Scientists to explore huge Pacific underwater volcano
A team of international scientists is setting out to explore a huge underwater volcano that has been producing tonnes of stone that has come ashore to the beaches of Australia and New Zealand.
Sydney: A team of international scientists is setting out to explore a huge underwater volcano that has been producing tonnes of stone that has come ashore to the beaches of Australia and New Zealand.
The volcano was discovered by an airline passenger, who reported seeing the lava flow from the air, and reported it to scientific authorities, Xinhua news agency reported.
Vulcanologist Rebecca Carey from the University of Tasmania in Australia, one of the researchers from the five-nation team, will travel to the Kermadec arc, which is about 1,000 km north of New Zealand.
Carey told the Australian Broadcasting Corporation (ABC) on Monday that the eruption has produced about a cubic kilometre of pumice.
She said the eruption of the undersea Havre Volcano was a one-in-10,000-year event and a rare chance for scientists to learn more about volcano.
"Havre probably has an eruption frequency of maybe one of these type of eruptions every 10,000 years, so it's just our luck I guess that it erupted and we saw satellite images and we've also got pumice," she said.
Carey said a passenger of an airline jet looked out of her window and saw these rafts of volcanic pumice and then contacted the Geological Survey of New Zealand, and the discovery would help researchers better understand the impact of underwater volcanoes.
"Seventy-five percent of Earth's volcanoes are actually on the sea floor and they provide heat and chemicals to the ocean that basically influence the bio-geo chemical cycles of the Earth," Carey said.
"These eruptions are very frequent.
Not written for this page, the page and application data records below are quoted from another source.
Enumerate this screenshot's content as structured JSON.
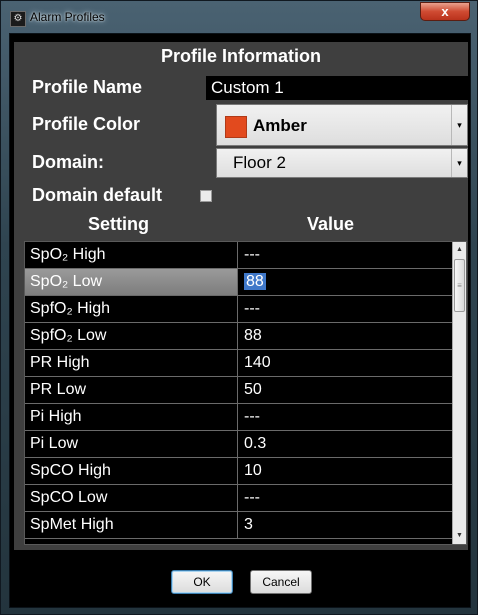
{
  "window": {
    "title": "Alarm Profiles",
    "close_symbol": "x",
    "app_icon_symbol": "⚙"
  },
  "header": {
    "title": "Profile Information"
  },
  "profile": {
    "name_label": "Profile Name",
    "name_value": "Custom 1",
    "color_label": "Profile Color",
    "color_value": "Amber",
    "color_hex": "#e24a1e",
    "domain_label": "Domain:",
    "domain_value": "Floor 2",
    "domain_default_label": "Domain default",
    "domain_default_checked": false
  },
  "table": {
    "columns": [
      "Setting",
      "Value"
    ],
    "rows": [
      {
        "setting": "SpO₂ High",
        "value": "---"
      },
      {
        "setting": "SpO₂ Low",
        "value": "88"
      },
      {
        "setting": "SpfO₂ High",
        "value": "---"
      },
      {
        "setting": "SpfO₂ Low",
        "value": "88"
      },
      {
        "setting": "PR High",
        "value": "140"
      },
      {
        "setting": "PR Low",
        "value": "50"
      },
      {
        "setting": "Pi High",
        "value": "---"
      },
      {
        "setting": "Pi Low",
        "value": "0.3"
      },
      {
        "setting": "SpCO High",
        "value": "10"
      },
      {
        "setting": "SpCO Low",
        "value": "---"
      },
      {
        "setting": "SpMet High",
        "value": "3"
      }
    ],
    "selected_row": 1
  },
  "buttons": {
    "ok_label": "OK",
    "cancel_label": "Cancel"
  },
  "icons": {
    "dropdown_arrow": "▾",
    "scroll_up": "▲",
    "scroll_down": "▼",
    "scroll_grip": "≡"
  }
}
It's just that unless we get a pumice raft or significant seismicity next to a monitoring station, we have no idea that these eruptions are occurring."